    Lovely. Beautifully written and shows that Harrell himself had a “dark side”.

  • Rebecca Penneys says:

    Thank you for this beautiful tribute.

  • harvey s.wolfe says:

    I knew Lynn since he was 14 at Aspen. I was 10 years older. We were at Meadowmount together a couple years later when I heard him play the Franceour sonata-luminous playing. He was principal cello in Cleveland when I joined in 67.We have always been friends and enjoyed many laughs together. I am very touched by your memoir,and I grieve with you along with so much of the music world. He woulkd talk to me about the Elgar and the depth of feeling and tragedy within it. I will miss him greatly. harvey wolfe

  • Diego Roncalli says:

    Can’t stop thinking of him and hearing his music since that sad day….I never met him, nor I saw him performing live, but from so far, in Italy, I grew up in my cello studies dreaming every day of his expressive sound and, what passionates
    so much every string student his sweet, unique and inimitable portamenti. Thank you, Mr Eben Harrell.
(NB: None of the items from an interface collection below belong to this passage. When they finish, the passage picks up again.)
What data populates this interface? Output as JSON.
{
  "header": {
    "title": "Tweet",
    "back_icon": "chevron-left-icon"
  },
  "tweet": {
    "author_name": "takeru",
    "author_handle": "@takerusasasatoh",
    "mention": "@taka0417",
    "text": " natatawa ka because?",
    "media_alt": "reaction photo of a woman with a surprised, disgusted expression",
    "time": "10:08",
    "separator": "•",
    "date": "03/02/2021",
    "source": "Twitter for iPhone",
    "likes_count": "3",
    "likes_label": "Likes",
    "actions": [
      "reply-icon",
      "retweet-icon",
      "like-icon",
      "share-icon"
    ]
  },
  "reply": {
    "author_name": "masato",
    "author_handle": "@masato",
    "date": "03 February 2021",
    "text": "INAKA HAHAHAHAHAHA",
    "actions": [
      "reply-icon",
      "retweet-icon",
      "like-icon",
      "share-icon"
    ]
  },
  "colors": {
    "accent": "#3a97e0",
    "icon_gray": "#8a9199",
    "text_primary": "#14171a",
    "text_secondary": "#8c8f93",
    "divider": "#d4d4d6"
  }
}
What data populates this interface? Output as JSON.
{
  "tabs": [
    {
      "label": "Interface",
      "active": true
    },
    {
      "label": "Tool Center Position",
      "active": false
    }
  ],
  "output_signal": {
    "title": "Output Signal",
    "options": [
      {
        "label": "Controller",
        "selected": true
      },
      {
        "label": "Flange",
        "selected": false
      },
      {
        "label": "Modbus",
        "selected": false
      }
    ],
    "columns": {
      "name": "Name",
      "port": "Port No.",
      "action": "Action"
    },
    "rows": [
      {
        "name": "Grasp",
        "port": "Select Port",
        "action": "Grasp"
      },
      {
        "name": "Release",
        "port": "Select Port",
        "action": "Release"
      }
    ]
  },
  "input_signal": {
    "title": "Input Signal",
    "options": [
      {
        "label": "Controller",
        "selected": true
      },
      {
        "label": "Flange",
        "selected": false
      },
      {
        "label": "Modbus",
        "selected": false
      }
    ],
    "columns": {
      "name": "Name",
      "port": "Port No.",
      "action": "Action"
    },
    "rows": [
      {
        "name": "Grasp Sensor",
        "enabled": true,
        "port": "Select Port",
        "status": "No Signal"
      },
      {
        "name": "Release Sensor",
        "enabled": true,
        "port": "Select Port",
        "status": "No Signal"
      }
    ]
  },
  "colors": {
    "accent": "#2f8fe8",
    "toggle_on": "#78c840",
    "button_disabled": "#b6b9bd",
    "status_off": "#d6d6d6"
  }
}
Sleep well, Lynn

  • Eben Carsey says:

    Dear Cousin Eben, this is such a beautiful and poignant remembrance, sharing a seance with your father. Reading this, I find myself remembering another quote from the same work of Norman Maclean that you referenced, a quote that has comforted me as I have continued to reach out to those whom I have loved and did not understand, “… you can love completely without complete understanding.” Durango is not too far from Boulder.

  • Nola Matthews Thole says:

    Eben,

    In late spring of 1971 in Cleveland, your father told me how he spent many hours of his very young years under the piano in his home while your grandfather sang and taught lessons. He said those experiences formed his understanding of the cello as the human voice. To truly become a cellist he urged me to listen repetitively to recordings of Caruso and every tenor performing artist with a beautiful tone and ability to move hearts; his passion was to share with others that to understand the voice was to understand cello.

    As your reminiscence touched on his obsession with his father’s voice, I was magically transported to those very moments when he shared those thoughts with me. Though I could not afford to continue study with him as my teacher, his generosity in granting an audition and a followup lesson to a pianist who desperately desired to play cello, inspired me to pursue my dreams to perform as a cellist. Performing since 1973 as a cellist with Kalamazoo Symphony Orchestra with many of the world’s finest soloists and teaching for over thirty years as a public school orchestra teacher enabled me to share your father’s inspiration.

    Thank you for the intense and intimate sharing of your memories and feelings. Your father’s and grandfather’s love of the human voice live on in your voice.

  • Sarah ( Sally)Anthony says:

    Beautiful tribute to your father, Lynn! I was a class mate of your dear father in Preston Hollow, Benjamin Franklin Jr.Hi and Hillcrest❣ I always admired him and his musical gift❣My sincere condolences to all of the family.

  • >